Tuesday

Reminder about blogs

Discussion of Readings

  • Think about whether there is anything left for media to develop in the narrative territory?" as you read CompDH 28. Multivariant Narratives
  • CompDH 13. How the Computer Works, think about how computers reconfigure us and we reconfigure our practices through interaction with them. What aspects of the logic of the computer have become invisible / habitual for us? In what ways can writing and making digital-texts bring these issues to the surface?
  • To what extent do the aspirations of early hypertext visionaries like Ted Nelson (1974 publication Computer Lib) seem misplaced? If we have not realized them, what accounts for this?

Twine Work

Twine: Sherwood Demo | Tutorial Screencasts. Twine: Links | Format Text |Change Appearance | Add images | Adding HTML | Using CSS with TWINE (Simple example of a Twine following the CSS tutorial above)

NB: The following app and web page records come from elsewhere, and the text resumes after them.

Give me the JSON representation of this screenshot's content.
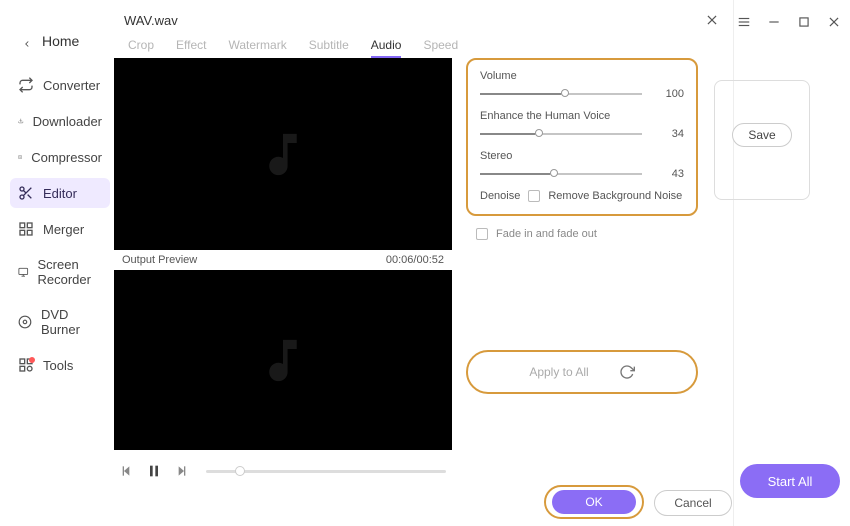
{
  "main": {
    "home": "Home",
    "titlebar": {
      "menu": "menu",
      "min": "minimize",
      "max": "maximize",
      "close": "close"
    }
  },
  "sidebar": {
    "items": [
      {
        "label": "Converter",
        "icon": "converter-icon"
      },
      {
        "label": "Downloader",
        "icon": "downloader-icon"
      },
      {
        "label": "Compressor",
        "icon": "compressor-icon"
      },
      {
        "label": "Editor",
        "icon": "editor-icon"
      },
      {
        "label": "Merger",
        "icon": "merger-icon"
      },
      {
        "label": "Screen Recorder",
        "icon": "recorder-icon"
      },
      {
        "label": "DVD Burner",
        "icon": "dvd-icon"
      },
      {
        "label": "Tools",
        "icon": "tools-icon"
      }
    ],
    "active_index": 3
  },
  "modal": {
    "title": "WAV.wav",
    "tabs": [
      "Crop",
      "Effect",
      "Watermark",
      "Subtitle",
      "Audio",
      "Speed"
    ],
    "active_tab_index": 4,
    "preview_label": "Output Preview",
    "time": "00:06/00:52"
  },
  "audio": {
    "volume": {
      "label": "Volume",
      "value": 100
    },
    "enhance": {
      "label": "Enhance the Human Voice",
      "value": 34
    },
    "stereo": {
      "label": "Stereo",
      "value": 43
    },
    "denoise": {
      "label": "Denoise",
      "checkbox_label": "Remove Background Noise"
    },
    "fade": "Fade in and fade out"
  },
  "buttons": {
    "apply_all": "Apply to All",
    "ok": "OK",
    "cancel": "Cancel",
    "save": "Save",
    "start_all": "Start All"
  },
  "playback": {
    "progress_pct": 12
  },
  "colors": {
    "accent": "#8b6df5",
    "highlight_border": "#d79a3c"
  }
}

Homework for Thursday:Read Fyfe, Paul. “Digital Humanities Unplugged,” Digital Humanities Quarterly. 5.3: 2011. and LDSAStéfan Sinclair, Stan Ruecker, and Milena Radzikowska, Information Visualization for Humanities Scholar”. Respond with comments or question on one of the two articles through your blog.

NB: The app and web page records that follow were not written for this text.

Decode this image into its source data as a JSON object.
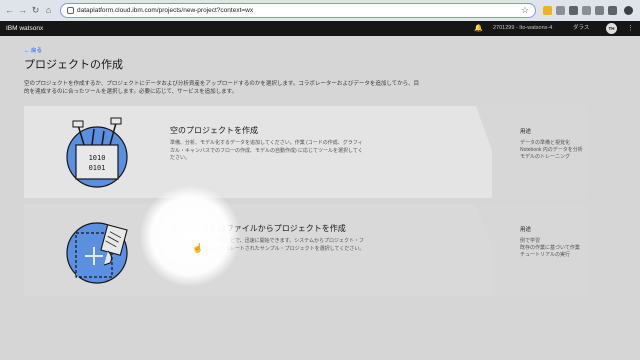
{
  "browser": {
    "url": "dataplatform.cloud.ibm.com/projects/new-project?context=wx",
    "back_icon": "arrow-left-icon",
    "forward_icon": "arrow-right-icon",
    "reload_icon": "reload-icon",
    "home_icon": "home-icon",
    "star_icon": "star-icon"
  },
  "appbar": {
    "brand": "IBM watsonx",
    "account": "2701299 - Ito-watsonx-4",
    "region": "ダラス",
    "avatar_initials": "TH"
  },
  "page": {
    "back_label": "← 戻る",
    "title": "プロジェクトの作成",
    "description": "空のプロジェクトを作成するか、プロジェクトにデータおよび分析資産をアップロードするのかを選択します。コラボレーターおよびデータを追加してから、目的を達成するのに合ったツールを選択します。必要に応じて、サービスを追加します。"
  },
  "cards": [
    {
      "title": "空のプロジェクトを作成",
      "description": "準備、分析、モデル化するデータを追加してください。作業 (コードの作成、グラフィカル・キャンバスでのフローの作成、モデルの自動作成) に応じてツールを選択してください。",
      "uses_label": "用途",
      "uses": [
        "データの準備と視覚化",
        "Notebook 内のデータを分析",
        "モデルのトレーニング"
      ]
    },
    {
      "title": "サンプルまたはファイルからプロジェクトを作成",
      "description": "既存の資産をロードすることで、迅速に開始できます。システムからプロジェクト・ファイルを選択するか、キュレートされたサンプル・プロジェクトを選択してください。",
      "uses_label": "用途",
      "uses": [
        "例で学習",
        "既存の作業に基づいて作業",
        "チュートリアルの実行"
      ]
    }
  ],
  "illustration_text": {
    "line1": "1010",
    "line2": "0101"
  },
  "colors": {
    "accent": "#0f62fe",
    "illus_blue": "#5b8fe0"
  }
}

Thursday

Assessment of Twine project progress. Can we finish by Tuesday?

Discussion of Fyfe and Radzikowska

Fyfe, Paul. “Digital Humanities Unplugged,” Digital Humanities Quarterly. 5.3: 2011.
What are key elements of teaching "digital" if it is not dependent on the technology?

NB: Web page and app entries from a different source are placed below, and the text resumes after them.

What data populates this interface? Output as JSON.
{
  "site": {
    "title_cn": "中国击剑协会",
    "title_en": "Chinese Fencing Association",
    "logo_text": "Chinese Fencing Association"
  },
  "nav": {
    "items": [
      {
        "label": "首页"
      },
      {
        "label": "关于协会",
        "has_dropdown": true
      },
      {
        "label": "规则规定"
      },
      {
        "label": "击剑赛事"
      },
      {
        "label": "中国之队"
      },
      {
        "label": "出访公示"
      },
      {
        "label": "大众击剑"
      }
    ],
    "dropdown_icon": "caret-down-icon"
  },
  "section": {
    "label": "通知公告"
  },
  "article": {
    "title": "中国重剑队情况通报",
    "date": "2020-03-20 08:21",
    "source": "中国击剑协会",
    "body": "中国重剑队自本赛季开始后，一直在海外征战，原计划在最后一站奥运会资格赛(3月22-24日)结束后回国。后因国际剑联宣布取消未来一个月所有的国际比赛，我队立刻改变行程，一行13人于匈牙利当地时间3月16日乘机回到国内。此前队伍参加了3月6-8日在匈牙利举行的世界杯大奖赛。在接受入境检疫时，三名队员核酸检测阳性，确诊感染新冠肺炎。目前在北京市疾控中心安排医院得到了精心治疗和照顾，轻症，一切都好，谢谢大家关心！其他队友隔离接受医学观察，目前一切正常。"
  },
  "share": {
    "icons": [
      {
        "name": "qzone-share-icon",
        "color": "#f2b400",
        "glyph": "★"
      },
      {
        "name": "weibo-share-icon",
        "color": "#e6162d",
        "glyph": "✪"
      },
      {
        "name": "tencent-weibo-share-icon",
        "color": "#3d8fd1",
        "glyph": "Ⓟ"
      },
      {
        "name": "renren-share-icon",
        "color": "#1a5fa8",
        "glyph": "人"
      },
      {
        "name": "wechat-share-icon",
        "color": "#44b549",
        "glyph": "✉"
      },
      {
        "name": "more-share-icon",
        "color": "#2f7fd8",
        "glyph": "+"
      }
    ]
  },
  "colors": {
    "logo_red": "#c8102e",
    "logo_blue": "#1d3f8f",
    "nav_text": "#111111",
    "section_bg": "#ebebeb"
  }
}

Visualization

Milena Radzikowska, Information Visualization for Humanities Scholar”

Next week we'll begin working on a visualization project. I'll teach you about the tool called Voyant, mentioned in this article. You may want to consider what texts you're interested in working with and do some searching for these. Archive.org and Project Gutenberg are sources for classic literary texts and other texts that are out of copyright. You need "plain text" or simple HTML. Texts from a book would need to be scanned and OCRed. But you can find archives of speeches or other language that might interest you. Remember a key feature of visualization is that it allows you to LOOK at quanities of text that might otherwise be hard for you to read in a timely fashion. Think big!

Read further on Visualization and begin to identify source texts of interest for your next project. 1.) LDSATanya Clement, “Text Analysis, Data Mining, and Visualizations in Literary Scholarship” | 2) DebatesVisualizing Millions of Words MILLS KELLY | 3) DHPed10. Teaching Computer-Assisted Text Analysis Stéfan Sinclair and Geoffrey Rockwell